Looking through the data below, work out how many lines have the word "listing". Reply with that number only.

#### [EXTRACTED ENTRIES]
· · · · · · ·
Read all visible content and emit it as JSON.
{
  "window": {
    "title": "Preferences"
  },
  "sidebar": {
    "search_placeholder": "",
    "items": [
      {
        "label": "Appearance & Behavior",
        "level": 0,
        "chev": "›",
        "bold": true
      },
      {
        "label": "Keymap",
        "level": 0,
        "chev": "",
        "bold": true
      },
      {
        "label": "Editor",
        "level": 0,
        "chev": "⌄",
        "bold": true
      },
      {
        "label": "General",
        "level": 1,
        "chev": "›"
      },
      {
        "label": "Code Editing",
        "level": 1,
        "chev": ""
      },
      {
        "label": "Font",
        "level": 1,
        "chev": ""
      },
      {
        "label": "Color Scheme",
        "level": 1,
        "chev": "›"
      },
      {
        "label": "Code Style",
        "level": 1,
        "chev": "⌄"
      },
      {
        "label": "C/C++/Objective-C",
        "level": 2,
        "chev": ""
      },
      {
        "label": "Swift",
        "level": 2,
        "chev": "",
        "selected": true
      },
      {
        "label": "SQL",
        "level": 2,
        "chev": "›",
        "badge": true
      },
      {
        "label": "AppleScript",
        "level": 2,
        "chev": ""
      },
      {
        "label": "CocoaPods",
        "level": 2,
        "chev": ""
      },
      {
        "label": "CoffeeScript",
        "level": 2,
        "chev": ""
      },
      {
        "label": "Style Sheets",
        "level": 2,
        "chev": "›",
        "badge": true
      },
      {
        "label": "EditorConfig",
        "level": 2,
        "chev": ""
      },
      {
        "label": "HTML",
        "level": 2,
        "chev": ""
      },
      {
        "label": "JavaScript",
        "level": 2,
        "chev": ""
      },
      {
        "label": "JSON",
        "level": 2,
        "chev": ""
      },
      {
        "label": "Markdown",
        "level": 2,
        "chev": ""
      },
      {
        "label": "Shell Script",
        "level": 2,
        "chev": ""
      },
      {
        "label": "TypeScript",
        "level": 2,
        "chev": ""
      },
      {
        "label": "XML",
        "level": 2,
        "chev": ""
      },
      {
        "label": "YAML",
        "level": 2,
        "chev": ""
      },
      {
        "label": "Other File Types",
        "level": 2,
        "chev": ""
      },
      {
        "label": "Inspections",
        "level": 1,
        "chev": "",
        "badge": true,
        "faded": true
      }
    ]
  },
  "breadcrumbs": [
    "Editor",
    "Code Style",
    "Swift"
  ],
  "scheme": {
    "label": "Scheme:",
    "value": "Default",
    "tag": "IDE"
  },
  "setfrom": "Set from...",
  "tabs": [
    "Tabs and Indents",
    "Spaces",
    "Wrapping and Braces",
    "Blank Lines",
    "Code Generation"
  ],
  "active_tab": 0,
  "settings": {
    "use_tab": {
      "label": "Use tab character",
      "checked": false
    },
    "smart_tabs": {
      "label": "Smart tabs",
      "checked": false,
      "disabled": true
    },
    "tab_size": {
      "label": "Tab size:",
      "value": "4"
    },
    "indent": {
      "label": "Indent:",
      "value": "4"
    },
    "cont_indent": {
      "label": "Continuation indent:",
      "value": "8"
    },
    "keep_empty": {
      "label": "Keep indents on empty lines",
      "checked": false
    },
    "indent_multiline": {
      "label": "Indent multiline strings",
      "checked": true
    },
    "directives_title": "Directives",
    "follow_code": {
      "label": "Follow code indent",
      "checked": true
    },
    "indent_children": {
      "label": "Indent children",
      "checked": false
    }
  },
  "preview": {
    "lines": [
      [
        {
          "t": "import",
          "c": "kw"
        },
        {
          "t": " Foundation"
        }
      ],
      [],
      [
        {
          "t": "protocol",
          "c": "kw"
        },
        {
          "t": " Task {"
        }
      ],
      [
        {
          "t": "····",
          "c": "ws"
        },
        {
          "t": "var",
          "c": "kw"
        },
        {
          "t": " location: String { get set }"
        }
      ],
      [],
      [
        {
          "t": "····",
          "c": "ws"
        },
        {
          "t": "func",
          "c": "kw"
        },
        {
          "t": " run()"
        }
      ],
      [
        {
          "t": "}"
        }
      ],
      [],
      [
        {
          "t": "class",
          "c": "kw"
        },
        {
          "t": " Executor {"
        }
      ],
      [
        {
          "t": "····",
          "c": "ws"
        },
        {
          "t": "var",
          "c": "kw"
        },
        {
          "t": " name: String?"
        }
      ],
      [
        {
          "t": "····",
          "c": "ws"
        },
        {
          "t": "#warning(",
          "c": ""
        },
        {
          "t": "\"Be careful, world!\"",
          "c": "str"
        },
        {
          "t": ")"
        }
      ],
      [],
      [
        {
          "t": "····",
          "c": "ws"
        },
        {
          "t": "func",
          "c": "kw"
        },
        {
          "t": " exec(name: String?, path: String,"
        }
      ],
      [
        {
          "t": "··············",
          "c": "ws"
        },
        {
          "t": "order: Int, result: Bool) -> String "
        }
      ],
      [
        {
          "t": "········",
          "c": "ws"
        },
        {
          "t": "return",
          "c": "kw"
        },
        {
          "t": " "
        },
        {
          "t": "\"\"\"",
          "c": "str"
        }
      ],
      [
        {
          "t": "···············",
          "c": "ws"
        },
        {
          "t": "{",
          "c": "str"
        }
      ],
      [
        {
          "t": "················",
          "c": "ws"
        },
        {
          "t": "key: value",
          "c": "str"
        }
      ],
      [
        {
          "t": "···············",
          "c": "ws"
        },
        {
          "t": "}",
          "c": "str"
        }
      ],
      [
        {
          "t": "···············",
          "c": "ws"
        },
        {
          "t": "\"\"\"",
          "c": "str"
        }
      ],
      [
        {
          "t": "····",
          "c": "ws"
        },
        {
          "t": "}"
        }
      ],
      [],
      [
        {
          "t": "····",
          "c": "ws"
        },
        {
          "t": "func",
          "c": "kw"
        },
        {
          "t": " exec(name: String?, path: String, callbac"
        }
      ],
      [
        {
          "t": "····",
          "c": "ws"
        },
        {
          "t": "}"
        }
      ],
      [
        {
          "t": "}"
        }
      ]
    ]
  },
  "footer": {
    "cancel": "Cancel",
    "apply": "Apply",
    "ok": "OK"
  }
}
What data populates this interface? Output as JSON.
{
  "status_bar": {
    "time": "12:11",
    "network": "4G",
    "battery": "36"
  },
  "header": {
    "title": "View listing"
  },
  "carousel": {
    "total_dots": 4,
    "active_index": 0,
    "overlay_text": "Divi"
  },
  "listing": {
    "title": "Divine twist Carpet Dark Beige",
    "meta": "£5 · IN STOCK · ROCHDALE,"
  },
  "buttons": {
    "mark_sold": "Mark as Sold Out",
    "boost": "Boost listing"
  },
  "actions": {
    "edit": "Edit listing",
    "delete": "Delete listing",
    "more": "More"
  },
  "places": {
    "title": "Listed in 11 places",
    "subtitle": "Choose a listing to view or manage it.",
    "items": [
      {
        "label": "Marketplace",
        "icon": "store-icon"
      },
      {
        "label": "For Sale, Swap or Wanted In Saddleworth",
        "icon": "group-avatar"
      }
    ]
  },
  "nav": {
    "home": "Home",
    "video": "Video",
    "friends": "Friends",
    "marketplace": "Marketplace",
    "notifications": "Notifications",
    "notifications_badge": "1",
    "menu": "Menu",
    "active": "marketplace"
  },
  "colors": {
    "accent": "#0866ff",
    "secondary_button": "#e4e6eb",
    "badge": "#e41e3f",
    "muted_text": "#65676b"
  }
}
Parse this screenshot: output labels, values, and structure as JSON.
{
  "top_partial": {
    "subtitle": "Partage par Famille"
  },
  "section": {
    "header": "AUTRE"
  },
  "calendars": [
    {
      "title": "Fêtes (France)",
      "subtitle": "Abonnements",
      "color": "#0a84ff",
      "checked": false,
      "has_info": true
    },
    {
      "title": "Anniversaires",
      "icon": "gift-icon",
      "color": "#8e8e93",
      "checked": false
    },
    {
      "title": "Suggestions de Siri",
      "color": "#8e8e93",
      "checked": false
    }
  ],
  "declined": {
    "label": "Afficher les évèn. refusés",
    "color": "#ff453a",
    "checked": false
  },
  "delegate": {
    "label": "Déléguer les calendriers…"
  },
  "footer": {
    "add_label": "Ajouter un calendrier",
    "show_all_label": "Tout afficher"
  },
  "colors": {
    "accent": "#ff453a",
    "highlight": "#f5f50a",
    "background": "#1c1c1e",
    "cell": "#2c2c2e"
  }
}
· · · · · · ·
#### [OUTPUT BELOW]
6